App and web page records
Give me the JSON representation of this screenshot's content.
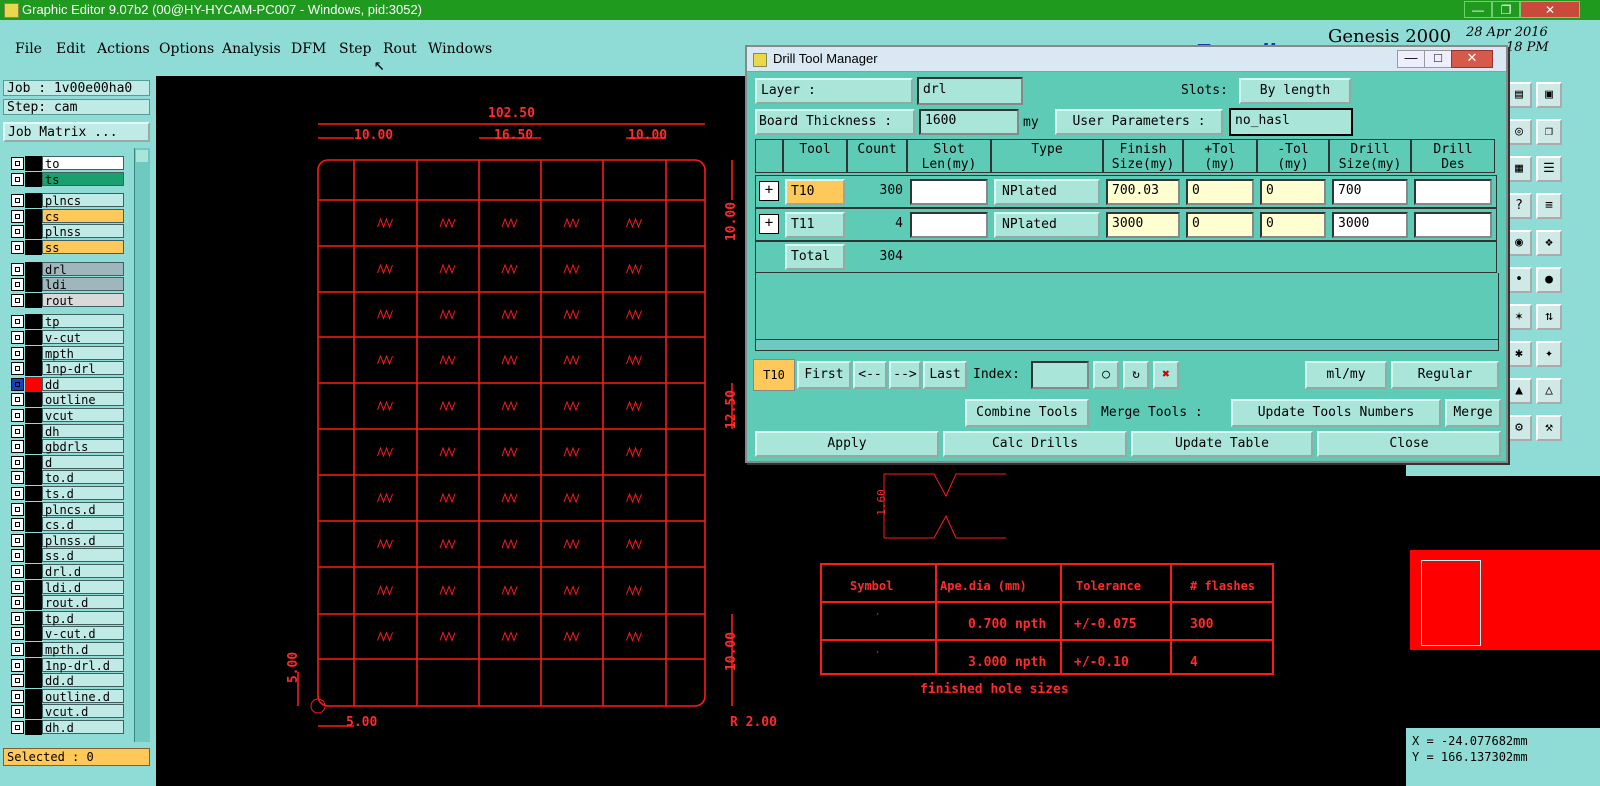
{
  "window": {
    "title": "Graphic Editor 9.07b2 (00@HY-HYCAM-PC007 - Windows, pid:3052)",
    "minimize": "—",
    "restore": "❐",
    "close": "✕"
  },
  "menu": [
    "File",
    "Edit",
    "Actions",
    "Options",
    "Analysis",
    "DFM",
    "Step",
    "Rout",
    "Windows"
  ],
  "brand": {
    "name": "Frontline",
    "product": "Genesis 2000",
    "date": "28 Apr 2016",
    "time": "18 PM"
  },
  "left_panel": {
    "job": "Job : 1v00e00ha0",
    "step": "Step: cam",
    "job_matrix": "Job Matrix ...",
    "layers": [
      {
        "name": "to",
        "color": "#ffffff"
      },
      {
        "name": "ts",
        "color": "#1aa06e"
      },
      {
        "name": "plncs",
        "color": "#bfeae5"
      },
      {
        "name": "cs",
        "color": "#ffc85a"
      },
      {
        "name": "plnss",
        "color": "#bfeae5"
      },
      {
        "name": "ss",
        "color": "#ffc85a"
      },
      {
        "name": "drl",
        "color": "#9fb6bd"
      },
      {
        "name": "ldi",
        "color": "#9fb6bd"
      },
      {
        "name": "rout",
        "color": "#d9d9d9"
      },
      {
        "name": "tp",
        "color": "#bfeae5"
      },
      {
        "name": "v-cut",
        "color": "#bfeae5"
      },
      {
        "name": "mpth",
        "color": "#bfeae5"
      },
      {
        "name": "1np-drl",
        "color": "#bfeae5"
      },
      {
        "name": "dd",
        "color": "#bfeae5"
      },
      {
        "name": "outline",
        "color": "#bfeae5"
      },
      {
        "name": "vcut",
        "color": "#bfeae5"
      },
      {
        "name": "dh",
        "color": "#bfeae5"
      },
      {
        "name": "gbdrls",
        "color": "#bfeae5"
      },
      {
        "name": "d",
        "color": "#bfeae5"
      },
      {
        "name": "to.d",
        "color": "#bfeae5"
      },
      {
        "name": "ts.d",
        "color": "#bfeae5"
      },
      {
        "name": "plncs.d",
        "color": "#bfeae5"
      },
      {
        "name": "cs.d",
        "color": "#bfeae5"
      },
      {
        "name": "plnss.d",
        "color": "#bfeae5"
      },
      {
        "name": "ss.d",
        "color": "#bfeae5"
      },
      {
        "name": "drl.d",
        "color": "#bfeae5"
      },
      {
        "name": "ldi.d",
        "color": "#bfeae5"
      },
      {
        "name": "rout.d",
        "color": "#bfeae5"
      },
      {
        "name": "tp.d",
        "color": "#bfeae5"
      },
      {
        "name": "v-cut.d",
        "color": "#bfeae5"
      },
      {
        "name": "mpth.d",
        "color": "#bfeae5"
      },
      {
        "name": "1np-drl.d",
        "color": "#bfeae5"
      },
      {
        "name": "dd.d",
        "color": "#bfeae5"
      },
      {
        "name": "outline.d",
        "color": "#bfeae5"
      },
      {
        "name": "vcut.d",
        "color": "#bfeae5"
      },
      {
        "name": "dh.d",
        "color": "#bfeae5"
      }
    ],
    "selected": "Selected : 0"
  },
  "drawing": {
    "dim_total": "102.50",
    "dim_a": "10.00",
    "dim_b": "16.50",
    "dim_c": "10.00",
    "dim_r1": "10.00",
    "dim_r2": "12.50",
    "dim_r3": "10.00",
    "dim_l": "5.00",
    "dim_b2": "5.00",
    "dim_radius": "R 2.00",
    "dim_160": "1.60",
    "table": {
      "headers": [
        "Symbol",
        "Ape.dia (mm)",
        "Tolerance",
        "# flashes"
      ],
      "rows": [
        [
          "′",
          "0.700 npth",
          "+/-0.075",
          "300"
        ],
        [
          "′",
          "3.000 npth",
          "+/-0.10",
          "4"
        ]
      ],
      "caption": "finished hole sizes"
    }
  },
  "dialog": {
    "title": "Drill Tool Manager",
    "layer_label": "Layer        :",
    "layer_value": "drl",
    "slots_label": "Slots:",
    "slots_value": "By length",
    "board_thickness_label": "Board Thickness :",
    "board_thickness_value": "1600",
    "board_thickness_unit": "my",
    "user_params_label": "User Parameters :",
    "user_params_value": "no_hasl",
    "columns": [
      "Tool",
      "Count",
      "Slot\nLen(my)",
      "Type",
      "Finish\nSize(my)",
      "+Tol\n(my)",
      "-Tol\n(my)",
      "Drill\nSize(my)",
      "Drill\nDes"
    ],
    "rows": [
      {
        "tool": "T10",
        "count": "300",
        "slot": "",
        "type": "NPlated",
        "finish": "700.03",
        "ptol": "0",
        "ntol": "0",
        "drill": "700",
        "des": ""
      },
      {
        "tool": "T11",
        "count": "4",
        "slot": "",
        "type": "NPlated",
        "finish": "3000",
        "ptol": "0",
        "ntol": "0",
        "drill": "3000",
        "des": ""
      }
    ],
    "total_label": "Total",
    "total_count": "304",
    "current_tool": "T10",
    "nav": {
      "first": "First",
      "prev": "<--",
      "next": "-->",
      "last": "Last",
      "index": "Index:"
    },
    "units": "ml/my",
    "mode": "Regular",
    "combine": "Combine Tools",
    "merge_label": "Merge Tools :",
    "update_numbers": "Update Tools Numbers",
    "merge": "Merge",
    "apply": "Apply",
    "calc": "Calc Drills",
    "update_table": "Update Table",
    "close": "Close"
  },
  "coords": {
    "x": "X = -24.077682mm",
    "y": "Y = 166.137302mm"
  }
}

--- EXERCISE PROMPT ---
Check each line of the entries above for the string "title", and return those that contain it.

--- EXERCISE ANSWER ---
    "title": "Graphic Editor 9.07b2 (00@HY-HYCAM-PC007 - Windows, pid:3052)",
    "title": "Drill Tool Manager",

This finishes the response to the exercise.